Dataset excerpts
+---+

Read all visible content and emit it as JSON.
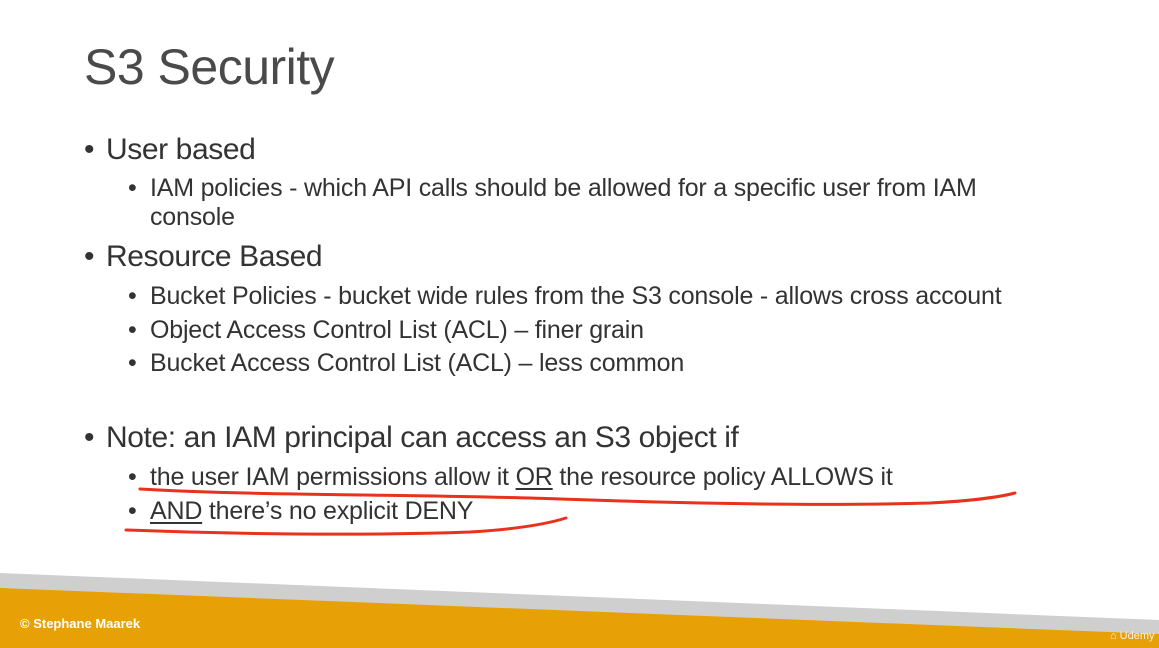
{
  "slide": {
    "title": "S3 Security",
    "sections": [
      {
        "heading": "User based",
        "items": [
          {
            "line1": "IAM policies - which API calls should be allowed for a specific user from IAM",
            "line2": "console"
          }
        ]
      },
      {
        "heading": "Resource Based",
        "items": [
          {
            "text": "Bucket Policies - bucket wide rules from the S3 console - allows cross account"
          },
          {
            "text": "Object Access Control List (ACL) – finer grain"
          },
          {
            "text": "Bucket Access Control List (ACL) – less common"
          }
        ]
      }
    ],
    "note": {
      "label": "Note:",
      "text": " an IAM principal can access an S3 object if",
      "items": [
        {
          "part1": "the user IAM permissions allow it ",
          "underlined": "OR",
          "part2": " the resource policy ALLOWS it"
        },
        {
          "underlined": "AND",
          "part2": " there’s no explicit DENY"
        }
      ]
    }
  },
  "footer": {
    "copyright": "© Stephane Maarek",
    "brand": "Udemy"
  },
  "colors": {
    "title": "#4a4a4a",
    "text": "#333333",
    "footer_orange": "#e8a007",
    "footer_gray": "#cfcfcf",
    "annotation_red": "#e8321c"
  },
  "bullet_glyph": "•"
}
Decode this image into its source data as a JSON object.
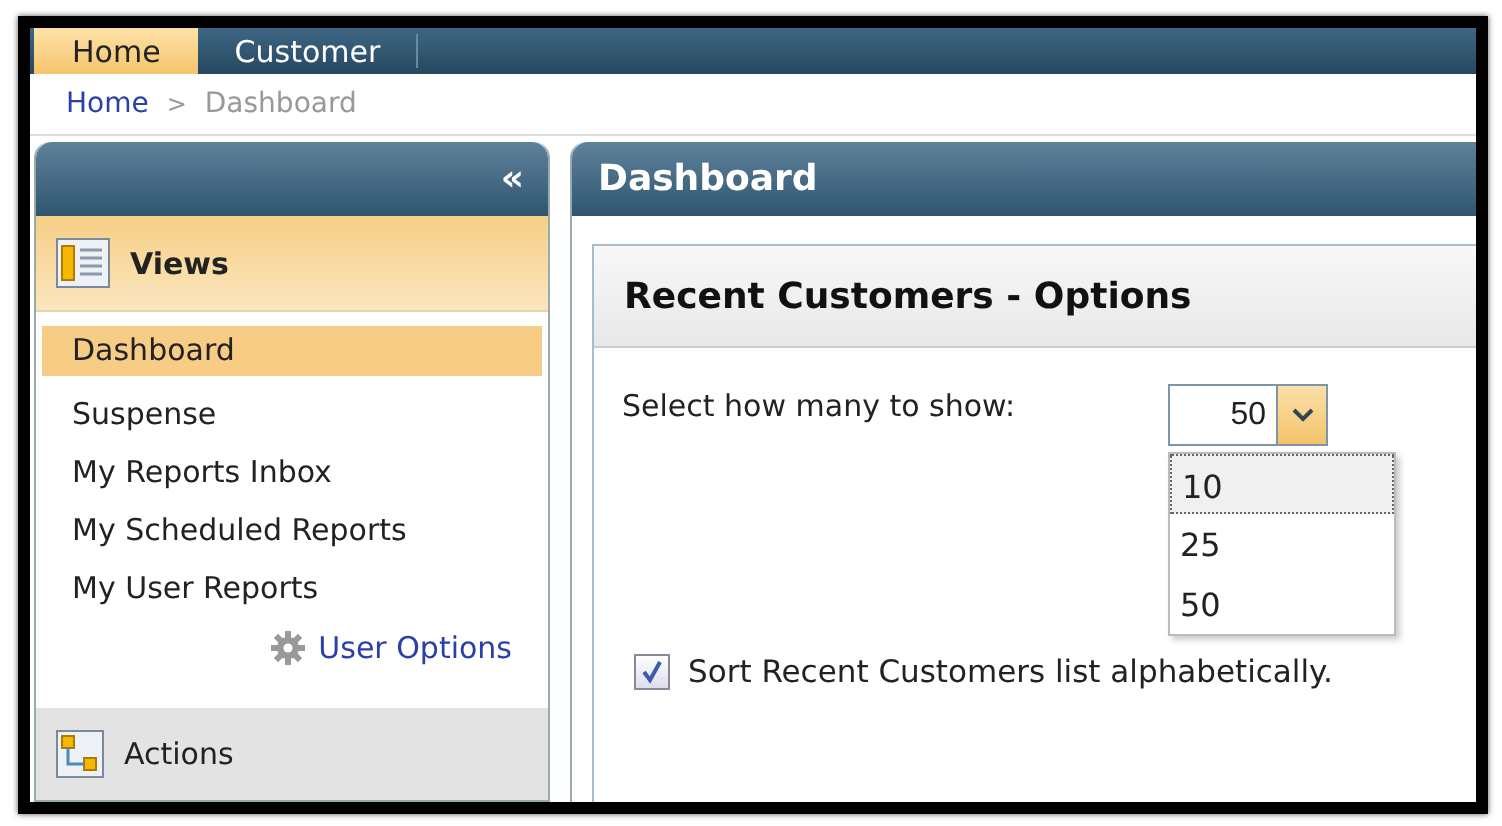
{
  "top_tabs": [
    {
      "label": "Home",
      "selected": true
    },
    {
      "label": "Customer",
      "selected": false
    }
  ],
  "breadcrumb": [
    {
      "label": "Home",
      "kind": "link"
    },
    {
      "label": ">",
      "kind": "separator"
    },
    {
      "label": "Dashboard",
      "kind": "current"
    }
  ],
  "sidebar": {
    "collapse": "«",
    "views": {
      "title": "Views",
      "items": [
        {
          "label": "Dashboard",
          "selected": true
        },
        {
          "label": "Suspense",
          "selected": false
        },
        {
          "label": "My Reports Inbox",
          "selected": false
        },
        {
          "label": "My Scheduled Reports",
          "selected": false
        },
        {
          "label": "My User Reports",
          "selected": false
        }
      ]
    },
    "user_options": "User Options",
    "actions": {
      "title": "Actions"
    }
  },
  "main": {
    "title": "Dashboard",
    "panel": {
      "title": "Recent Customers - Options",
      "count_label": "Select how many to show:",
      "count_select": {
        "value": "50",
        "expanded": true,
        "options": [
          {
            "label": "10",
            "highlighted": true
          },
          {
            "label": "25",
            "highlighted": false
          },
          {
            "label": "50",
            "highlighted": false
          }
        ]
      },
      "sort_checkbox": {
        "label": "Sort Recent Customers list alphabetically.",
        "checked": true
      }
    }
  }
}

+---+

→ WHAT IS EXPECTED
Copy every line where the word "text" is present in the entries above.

→ EXPECTED OUTPUT
            "text": "Bucket Policies - bucket wide rules from the S3 console - allows cross account"
            "text": "Object Access Control List (ACL) – finer grain"
            "text": "Bucket Access Control List (ACL) – less common"
      "text": " an IAM principal can access an S3 object if",
    "text": "#333333",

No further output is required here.